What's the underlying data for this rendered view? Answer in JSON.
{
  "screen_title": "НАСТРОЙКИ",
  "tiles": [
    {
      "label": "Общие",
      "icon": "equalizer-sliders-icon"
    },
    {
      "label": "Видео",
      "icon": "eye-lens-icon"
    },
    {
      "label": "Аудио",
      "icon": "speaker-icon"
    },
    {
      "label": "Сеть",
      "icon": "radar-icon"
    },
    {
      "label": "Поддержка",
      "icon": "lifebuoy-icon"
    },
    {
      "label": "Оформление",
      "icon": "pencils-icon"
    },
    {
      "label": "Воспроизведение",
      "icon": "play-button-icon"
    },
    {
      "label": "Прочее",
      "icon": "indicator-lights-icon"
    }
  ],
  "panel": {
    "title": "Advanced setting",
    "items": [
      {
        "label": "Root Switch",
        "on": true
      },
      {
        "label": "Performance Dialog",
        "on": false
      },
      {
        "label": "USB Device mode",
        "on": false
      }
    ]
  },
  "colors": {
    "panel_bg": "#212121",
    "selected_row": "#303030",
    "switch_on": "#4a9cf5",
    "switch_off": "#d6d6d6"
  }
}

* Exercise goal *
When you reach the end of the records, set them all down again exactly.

* Reply *
What's the underlying data for this rendered view? Answer in JSON.
{
  "screen_title": "НАСТРОЙКИ",
  "tiles": [
    {
      "label": "Общие",
      "icon": "equalizer-sliders-icon"
    },
    {
      "label": "Видео",
      "icon": "eye-lens-icon"
    },
    {
      "label": "Аудио",
      "icon": "speaker-icon"
    },
    {
      "label": "Сеть",
      "icon": "radar-icon"
    },
    {
      "label": "Поддержка",
      "icon": "lifebuoy-icon"
    },
    {
      "label": "Оформление",
      "icon": "pencils-icon"
    },
    {
      "label": "Воспроизведение",
      "icon": "play-button-icon"
    },
    {
      "label": "Прочее",
      "icon": "indicator-lights-icon"
    }
  ],
  "panel": {
    "title": "Advanced setting",
    "items": [
      {
        "label": "Root Switch",
        "on": true
      },
      {
        "label": "Performance Dialog",
        "on": false
      },
      {
        "label": "USB Device mode",
        "on": false
      }
    ]
  },
  "colors": {
    "panel_bg": "#212121",
    "selected_row": "#303030",
    "switch_on": "#4a9cf5",
    "switch_off": "#d6d6d6"
  }
}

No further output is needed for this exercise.